**Work to be completed**
Every entry must be repeated exactly. Exclude all pictures.

****************************************

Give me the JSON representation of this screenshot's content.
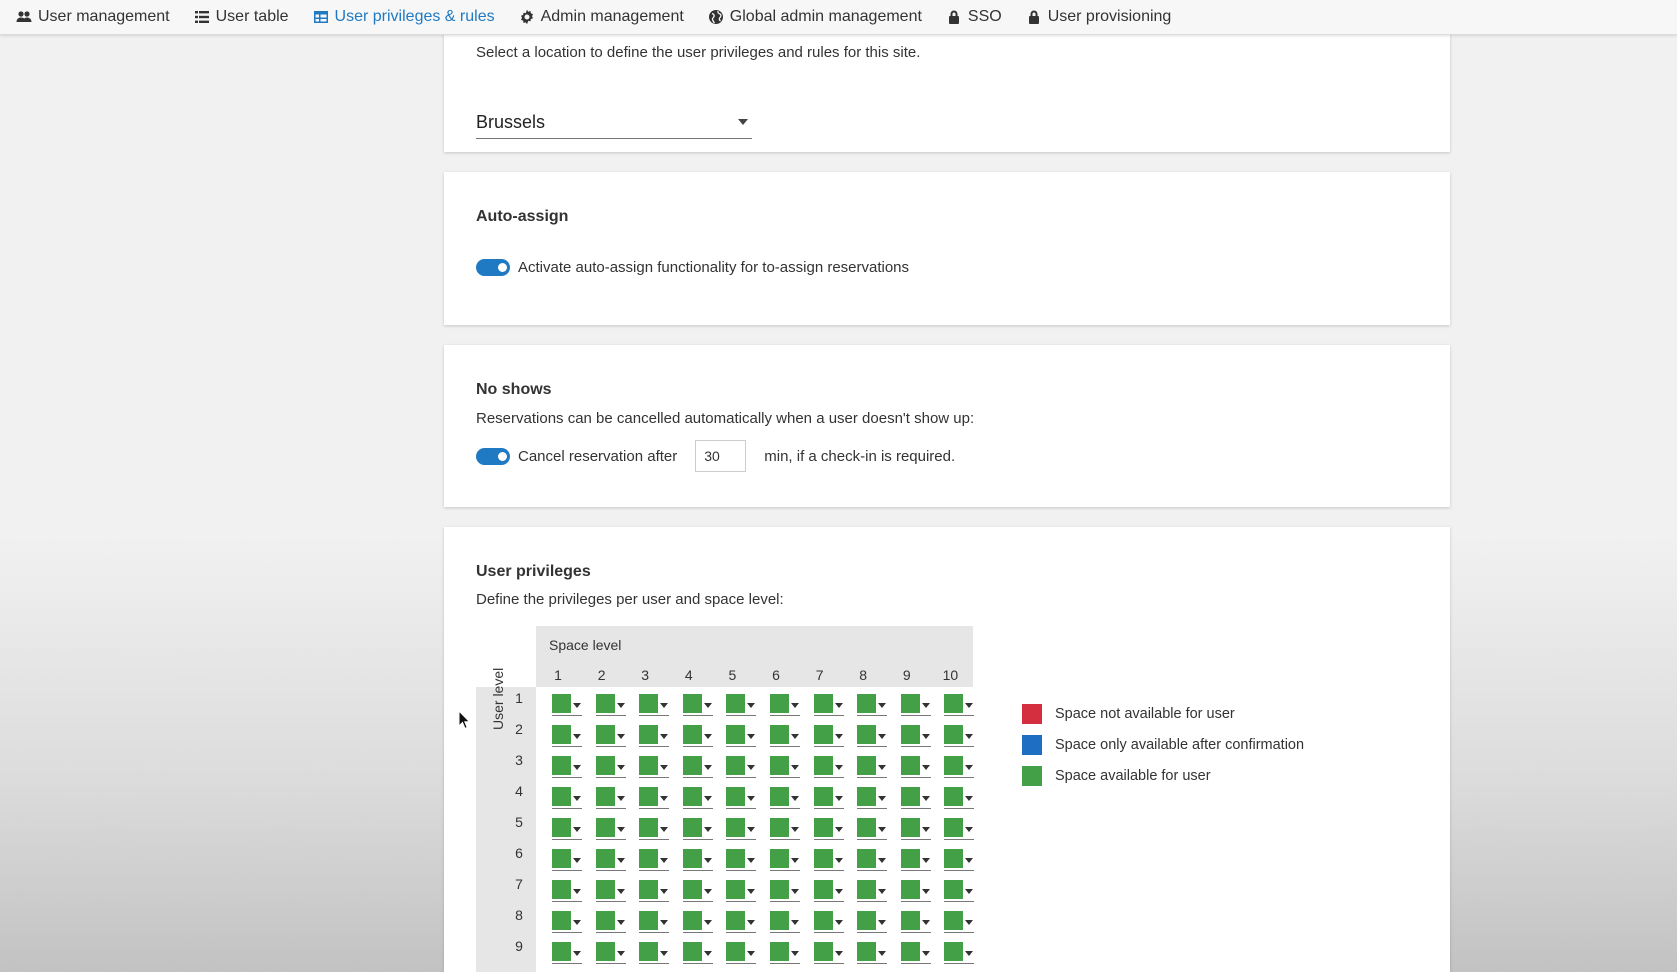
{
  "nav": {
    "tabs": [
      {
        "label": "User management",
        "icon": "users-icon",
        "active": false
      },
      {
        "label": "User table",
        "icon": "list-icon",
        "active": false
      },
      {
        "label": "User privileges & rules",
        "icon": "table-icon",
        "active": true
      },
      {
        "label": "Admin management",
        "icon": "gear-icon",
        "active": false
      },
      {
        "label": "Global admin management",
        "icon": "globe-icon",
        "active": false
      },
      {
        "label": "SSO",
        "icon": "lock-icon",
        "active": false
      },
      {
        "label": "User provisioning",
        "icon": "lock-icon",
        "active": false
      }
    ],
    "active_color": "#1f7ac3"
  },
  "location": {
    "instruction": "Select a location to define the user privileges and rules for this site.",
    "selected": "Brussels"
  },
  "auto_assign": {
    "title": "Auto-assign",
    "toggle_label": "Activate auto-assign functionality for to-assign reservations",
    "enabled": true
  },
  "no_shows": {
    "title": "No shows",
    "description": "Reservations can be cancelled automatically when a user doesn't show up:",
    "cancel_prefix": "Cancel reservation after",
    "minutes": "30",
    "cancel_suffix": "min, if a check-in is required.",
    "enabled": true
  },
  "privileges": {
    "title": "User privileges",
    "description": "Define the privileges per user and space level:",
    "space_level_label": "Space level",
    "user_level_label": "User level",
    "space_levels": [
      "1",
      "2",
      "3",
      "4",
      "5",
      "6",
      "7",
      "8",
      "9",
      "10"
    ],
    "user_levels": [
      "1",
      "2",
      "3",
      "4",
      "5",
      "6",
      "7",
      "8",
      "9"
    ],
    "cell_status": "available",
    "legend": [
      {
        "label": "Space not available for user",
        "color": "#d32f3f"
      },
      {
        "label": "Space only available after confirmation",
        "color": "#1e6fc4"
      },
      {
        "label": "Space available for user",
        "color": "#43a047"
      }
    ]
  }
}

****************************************

**Answer to this task**
Give me the JSON representation of this screenshot's content.
{
  "nav": {
    "tabs": [
      {
        "label": "User management",
        "icon": "users-icon",
        "active": false
      },
      {
        "label": "User table",
        "icon": "list-icon",
        "active": false
      },
      {
        "label": "User privileges & rules",
        "icon": "table-icon",
        "active": true
      },
      {
        "label": "Admin management",
        "icon": "gear-icon",
        "active": false
      },
      {
        "label": "Global admin management",
        "icon": "globe-icon",
        "active": false
      },
      {
        "label": "SSO",
        "icon": "lock-icon",
        "active": false
      },
      {
        "label": "User provisioning",
        "icon": "lock-icon",
        "active": false
      }
    ],
    "active_color": "#1f7ac3"
  },
  "location": {
    "instruction": "Select a location to define the user privileges and rules for this site.",
    "selected": "Brussels"
  },
  "auto_assign": {
    "title": "Auto-assign",
    "toggle_label": "Activate auto-assign functionality for to-assign reservations",
    "enabled": true
  },
  "no_shows": {
    "title": "No shows",
    "description": "Reservations can be cancelled automatically when a user doesn't show up:",
    "cancel_prefix": "Cancel reservation after",
    "minutes": "30",
    "cancel_suffix": "min, if a check-in is required.",
    "enabled": true
  },
  "privileges": {
    "title": "User privileges",
    "description": "Define the privileges per user and space level:",
    "space_level_label": "Space level",
    "user_level_label": "User level",
    "space_levels": [
      "1",
      "2",
      "3",
      "4",
      "5",
      "6",
      "7",
      "8",
      "9",
      "10"
    ],
    "user_levels": [
      "1",
      "2",
      "3",
      "4",
      "5",
      "6",
      "7",
      "8",
      "9"
    ],
    "cell_status": "available",
    "legend": [
      {
        "label": "Space not available for user",
        "color": "#d32f3f"
      },
      {
        "label": "Space only available after confirmation",
        "color": "#1e6fc4"
      },
      {
        "label": "Space available for user",
        "color": "#43a047"
      }
    ]
  }
}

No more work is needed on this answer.